  • Wang EA, McGinnis KA, Fiellin DA, Goulet JL, Bryant K, Gibert CL, et al. Food insecurity is associated with poor virologic response among HIV-infected patients receiving antiretroviral medications. Journal of General Internal Medicine. 2011;26(9):1012–1018. [PMC free article] [PubMed]
  • Weiser SD, Bangsberg DR, Kegeles S, Ragland K, Kushel MB, Frongillo EA. Food insecurity among homeless and marginally housed individuals living with HIV/AIDS in San Francisco. AIDS and Behavior. 2009;13(5):841–848. [PMC free article] [PubMed]
  • Weiser SD, Frongillo EA, Ragland K, Hogg RS, Riley ED, Bangsberg DR. Food insecurity is associated with incomplete HIV RNA suppression among homeless and marginally housed HIV-infected individuals in San Francisco. Journal of General Internal Medicine. 2009;24(1):14–20. [PMC free article] [PubMed]
  • Weiser SD, Hatcher A, Frongillo EA, Guzman D, Riley ED, Bangsberg DR, Kushel MB. Food insecurity is associated with greater acute care utilization among HIV-infected homeless and marginally housed individuals in San Francisco. Journal of General Internal Medicine. 2013;28(1):91–98. [PMC free article] [PubMed]
  • Weiser SD, Leiter K, Bangsberg DR, Butler LM, Percy-de Korte F, Hlanze Z, et al. Food insufficiency is associated with high-risk sexual behavior among women in Botswana and Swaziland. PLoS Medicine. 2007;4(10):1589–1597. [PMC free article] [PubMed]
  • Werb D, Kerr T, Zhang R, Montaner JS, Wood E. Methamphetamine use and malnutrition among street-involved youth. Harm Reduction Journal. 2010;7:5. [PMC free article] [PubMed]

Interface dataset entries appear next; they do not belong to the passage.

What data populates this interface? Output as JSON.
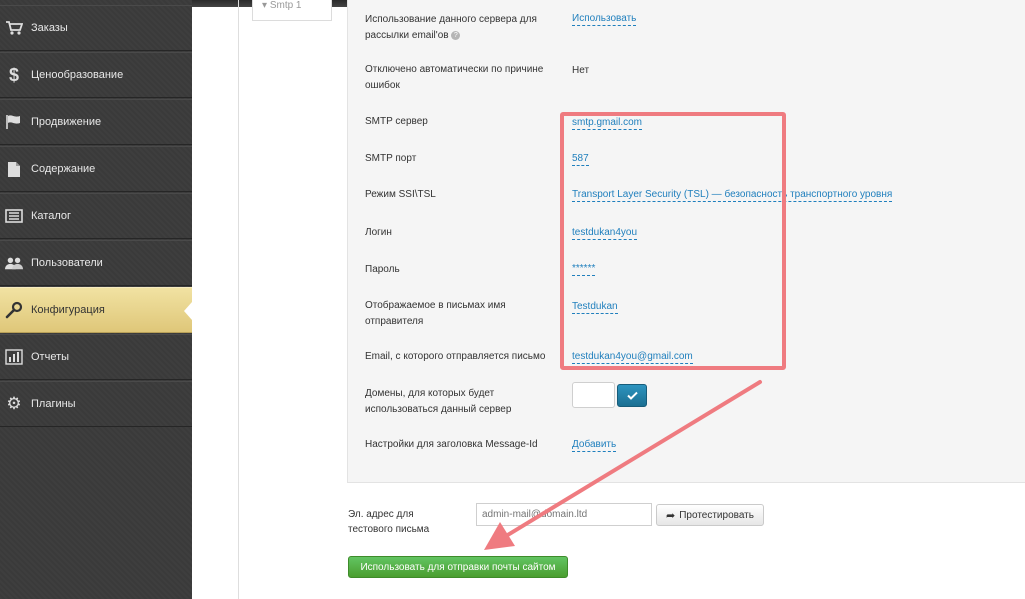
{
  "sidebar": {
    "items": [
      {
        "label": "Заказы",
        "icon": "cart-icon",
        "name": "sidebar-item-orders"
      },
      {
        "label": "Ценообразование",
        "icon": "dollar-icon",
        "name": "sidebar-item-pricing"
      },
      {
        "label": "Продвижение",
        "icon": "flag-icon",
        "name": "sidebar-item-promotion"
      },
      {
        "label": "Содержание",
        "icon": "document-icon",
        "name": "sidebar-item-content"
      },
      {
        "label": "Каталог",
        "icon": "catalog-icon",
        "name": "sidebar-item-catalog"
      },
      {
        "label": "Пользователи",
        "icon": "users-icon",
        "name": "sidebar-item-users"
      },
      {
        "label": "Конфигурация",
        "icon": "wrench-icon",
        "name": "sidebar-item-configuration",
        "active": true
      },
      {
        "label": "Отчеты",
        "icon": "bar-chart-icon",
        "name": "sidebar-item-reports"
      },
      {
        "label": "Плагины",
        "icon": "gear-icon",
        "name": "sidebar-item-plugins"
      }
    ]
  },
  "tab": {
    "label": "Smtp 1"
  },
  "form": {
    "use_server_label": "Использование данного сервера для рассылки email'ов",
    "use_server_value": "Использовать",
    "disabled_label": "Отключено автоматически по причине ошибок",
    "disabled_value": "Нет",
    "smtp_server_label": "SMTP сервер",
    "smtp_server_value": "smtp.gmail.com",
    "smtp_port_label": "SMTP порт",
    "smtp_port_value": "587",
    "ssl_label": "Режим SSI\\TSL",
    "ssl_value": "Transport Layer Security (TSL) — безопасность транспортного уровня",
    "login_label": "Логин",
    "login_value": "testdukan4you",
    "password_label": "Пароль",
    "password_value": "******",
    "sender_name_label": "Отображаемое в письмах имя отправителя",
    "sender_name_value": "Testdukan",
    "sender_email_label": "Email, с которого отправляется письмо",
    "sender_email_value": "testdukan4you@gmail.com",
    "domains_label": "Домены, для которых будет использоваться данный сервер",
    "message_id_label": "Настройки для заголовка Message-Id",
    "message_id_value": "Добавить"
  },
  "test": {
    "label": "Эл. адрес для тестового письма",
    "placeholder": "admin-mail@domain.ltd",
    "button_label": "Протестировать"
  },
  "submit": {
    "label": "Использовать для отправки почты сайтом"
  },
  "colors": {
    "accent": "#1f7fbd",
    "highlight": "#ef7b80",
    "active_nav": "#e8d48c",
    "primary_button": "#4a9e2f"
  }
}
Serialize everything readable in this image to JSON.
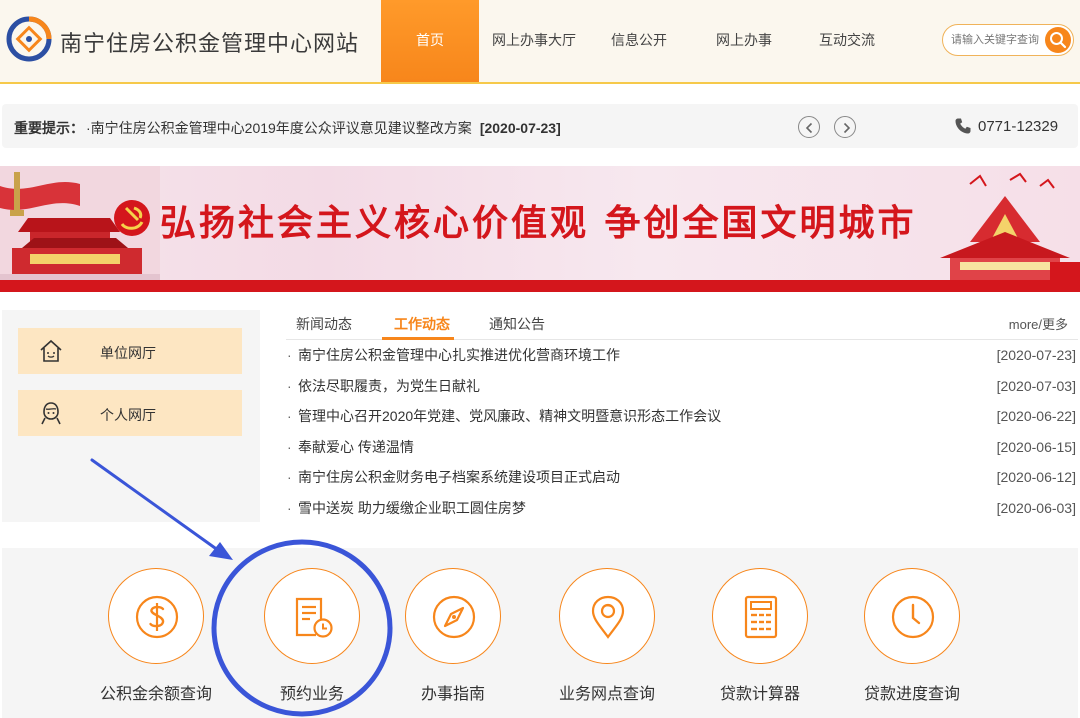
{
  "header": {
    "site_title": "南宁住房公积金管理中心网站",
    "nav": [
      {
        "label": "首页",
        "active": true
      },
      {
        "label": "网上办事大厅",
        "active": false
      },
      {
        "label": "信息公开",
        "active": false
      },
      {
        "label": "网上办事",
        "active": false
      },
      {
        "label": "互动交流",
        "active": false
      }
    ],
    "search_placeholder": "请输入关键字查询"
  },
  "notice": {
    "label": "重要提示：",
    "text": "·南宁住房公积金管理中心2019年度公众评议意见建议整改方案",
    "date": "[2020-07-23]",
    "phone": "0771-12329"
  },
  "banner": {
    "slogan": "弘扬社会主义核心价值观 争创全国文明城市"
  },
  "side_panel": {
    "unit_hall": "单位网厅",
    "personal_hall": "个人网厅"
  },
  "news": {
    "tabs": [
      {
        "label": "新闻动态",
        "active": false
      },
      {
        "label": "工作动态",
        "active": true
      },
      {
        "label": "通知公告",
        "active": false
      }
    ],
    "more": "more/更多",
    "items": [
      {
        "title": "南宁住房公积金管理中心扎实推进优化营商环境工作",
        "date": "[2020-07-23]"
      },
      {
        "title": "依法尽职履责，为党生日献礼",
        "date": "[2020-07-03]"
      },
      {
        "title": "管理中心召开2020年党建、党风廉政、精神文明暨意识形态工作会议",
        "date": "[2020-06-22]"
      },
      {
        "title": "奉献爱心 传递温情",
        "date": "[2020-06-15]"
      },
      {
        "title": "南宁住房公积金财务电子档案系统建设项目正式启动",
        "date": "[2020-06-12]"
      },
      {
        "title": "雪中送炭 助力缓缴企业职工圆住房梦",
        "date": "[2020-06-03]"
      }
    ]
  },
  "services": [
    {
      "label": "公积金余额查询",
      "icon": "dollar-icon"
    },
    {
      "label": "预约业务",
      "icon": "appointment-icon"
    },
    {
      "label": "办事指南",
      "icon": "compass-icon"
    },
    {
      "label": "业务网点查询",
      "icon": "location-pin-icon"
    },
    {
      "label": "贷款计算器",
      "icon": "calculator-icon"
    },
    {
      "label": "贷款进度查询",
      "icon": "clock-icon"
    }
  ],
  "colors": {
    "accent": "#f7861b",
    "banner_red": "#d4161c",
    "annotation_blue": "#3a55d8",
    "side_button_bg": "#fde6c2"
  }
}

  • Wiebel WW, Jimenez A, Johnson W, Ouellet L, Jovanovic B, Lampinen T, et al. Risk behavior and HIV seroincidence among out-of-treatment injection drug users: A four-year prospective study. Journal of Acquired Immune Deficiency Syndromes and Human Retrovirology. 1996;12(3):282–289. [PubMed]
  • Wilde PE. Measuring the effect of food stamps on food insecurity and hunger: Research and policy considerations. Journal of Nutrition. 2007;137(2):307–310. [PubMed]

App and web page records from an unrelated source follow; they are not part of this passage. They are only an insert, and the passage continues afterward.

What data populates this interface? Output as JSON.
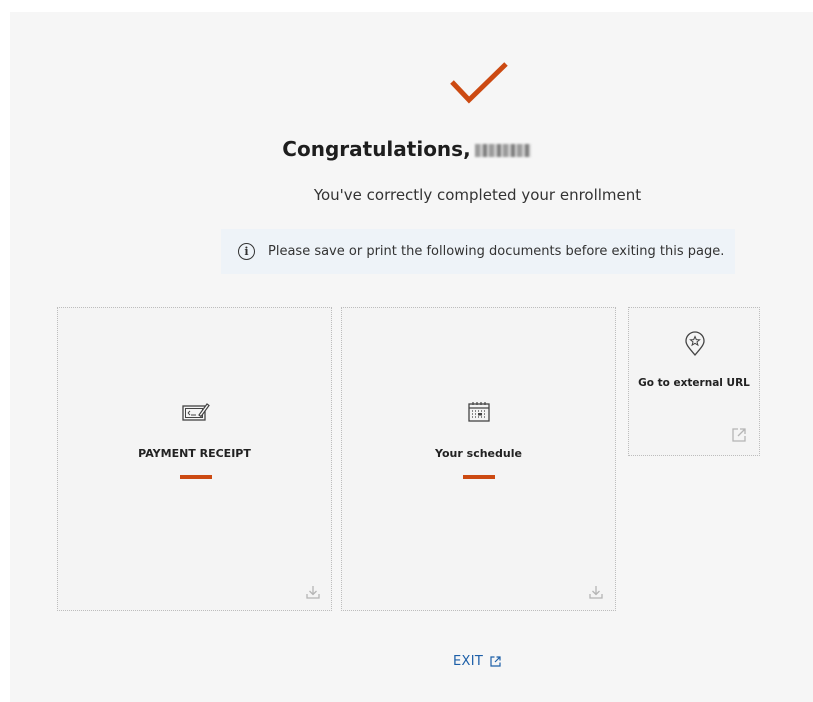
{
  "colors": {
    "accent": "#cc4a12",
    "link": "#1d5fa8",
    "notice_bg": "#eef3f8",
    "panel_bg": "#f6f6f6"
  },
  "header": {
    "check_icon": "checkmark-icon",
    "title": "Congratulations,",
    "subtitle": "You've correctly completed your enrollment"
  },
  "notice": {
    "icon": "info-icon",
    "text": "Please save or print the following documents before exiting this page."
  },
  "cards": [
    {
      "label": "PAYMENT RECEIPT",
      "icon": "receipt-icon",
      "corner_icon": "download-icon"
    },
    {
      "label": "Your schedule",
      "icon": "calendar-icon",
      "corner_icon": "download-icon"
    },
    {
      "label": "Go to external URL",
      "icon": "location-pin-star-icon",
      "corner_icon": "external-link-icon"
    }
  ],
  "exit": {
    "label": "EXIT",
    "icon": "external-link-icon"
  }
}
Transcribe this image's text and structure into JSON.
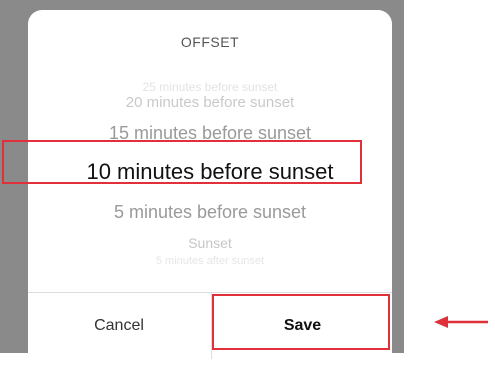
{
  "dialog": {
    "title": "OFFSET",
    "picker_options": [
      "25 minutes before sunset",
      "20 minutes before sunset",
      "15 minutes before sunset",
      "10 minutes before sunset",
      "5 minutes before sunset",
      "Sunset",
      "5 minutes after sunset"
    ],
    "selected_index": 3,
    "cancel_label": "Cancel",
    "save_label": "Save"
  },
  "annotations": {
    "highlight_color": "#e0303a",
    "arrow_icon": "left-arrow-icon"
  }
}
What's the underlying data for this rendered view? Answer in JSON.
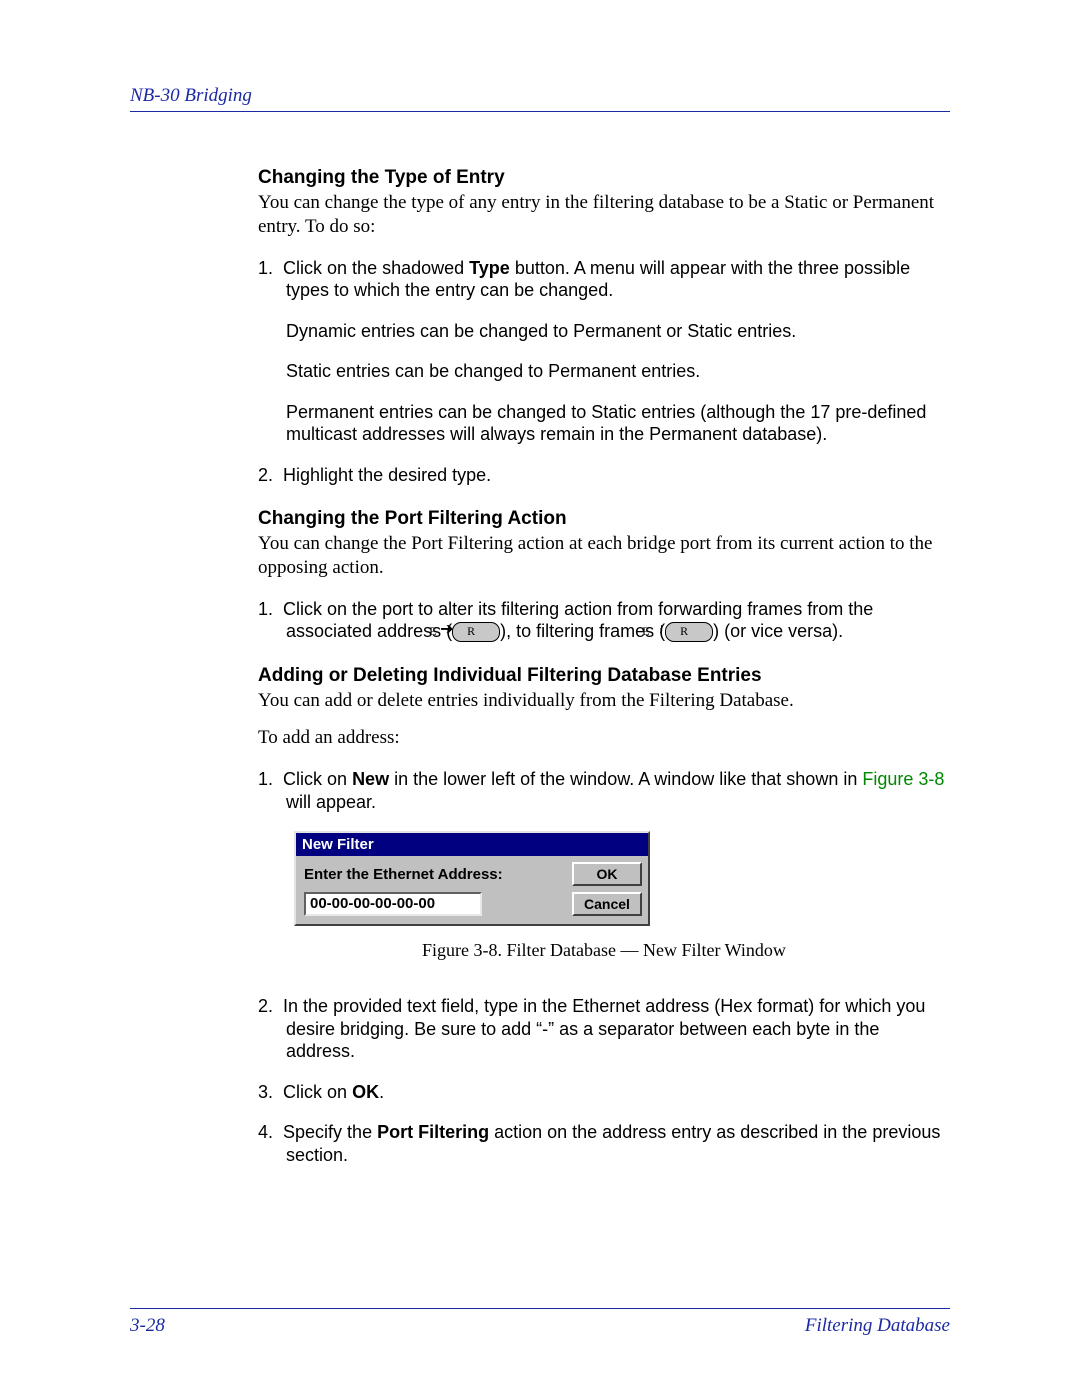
{
  "header": {
    "title": "NB-30 Bridging"
  },
  "sections": {
    "s1": {
      "heading": "Changing the Type of Entry",
      "intro": "You can change the type of any entry in the filtering database to be a Static or Permanent entry. To do so:",
      "li1_a": "Click on the shadowed ",
      "li1_bold": "Type",
      "li1_b": " button. A menu will appear with the three possible types to which the entry can be changed.",
      "li1_sub1": "Dynamic entries can be changed to Permanent or Static entries.",
      "li1_sub2": "Static entries can be changed to Permanent entries.",
      "li1_sub3": "Permanent entries can be changed to Static entries (although the 17 pre-defined multicast addresses will always remain in the Permanent database).",
      "li2": "Highlight the desired type."
    },
    "s2": {
      "heading": "Changing the Port Filtering Action",
      "intro": "You can change the Port Filtering action at each bridge port from its current action to the opposing action.",
      "li1_a": "Click on the port to alter its filtering action from forwarding frames from the associated address (",
      "li1_b": "), to filtering frames (",
      "li1_c": ") (or vice versa)."
    },
    "s3": {
      "heading": "Adding or Deleting Individual Filtering Database Entries",
      "intro": "You can add or delete entries individually from the Filtering Database.",
      "toadd": "To add an address:",
      "li1_a": "Click on ",
      "li1_bold": "New",
      "li1_b": " in the lower left of the window. A window like that shown in ",
      "li1_link": "Figure 3-8",
      "li1_c": " will appear.",
      "li2": "In the provided text field, type in the Ethernet address (Hex format) for which you desire bridging. Be sure to add “-” as a separator between each byte in the address.",
      "li3_a": "Click on ",
      "li3_bold": "OK",
      "li3_b": ".",
      "li4_a": "Specify the ",
      "li4_bold": "Port Filtering",
      "li4_b": " action on the address entry as described in the previous section."
    }
  },
  "dialog": {
    "title": "New Filter",
    "label": "Enter the Ethernet Address:",
    "value": "00-00-00-00-00-00",
    "ok": "OK",
    "cancel": "Cancel"
  },
  "caption": "Figure 3-8.  Filter Database — New Filter Window",
  "footer": {
    "page": "3-28",
    "section": "Filtering Database"
  },
  "li_nums": {
    "n1": "1.",
    "n2": "2.",
    "n3": "3.",
    "n4": "4."
  }
}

  • Ziedenberg J, Schiraldi V. Race and imprisonment in Texas: The disparate incarceration of Latinos and African Americans in the Lone Star State. Washington, DC; Justice Policy Institute; 2005.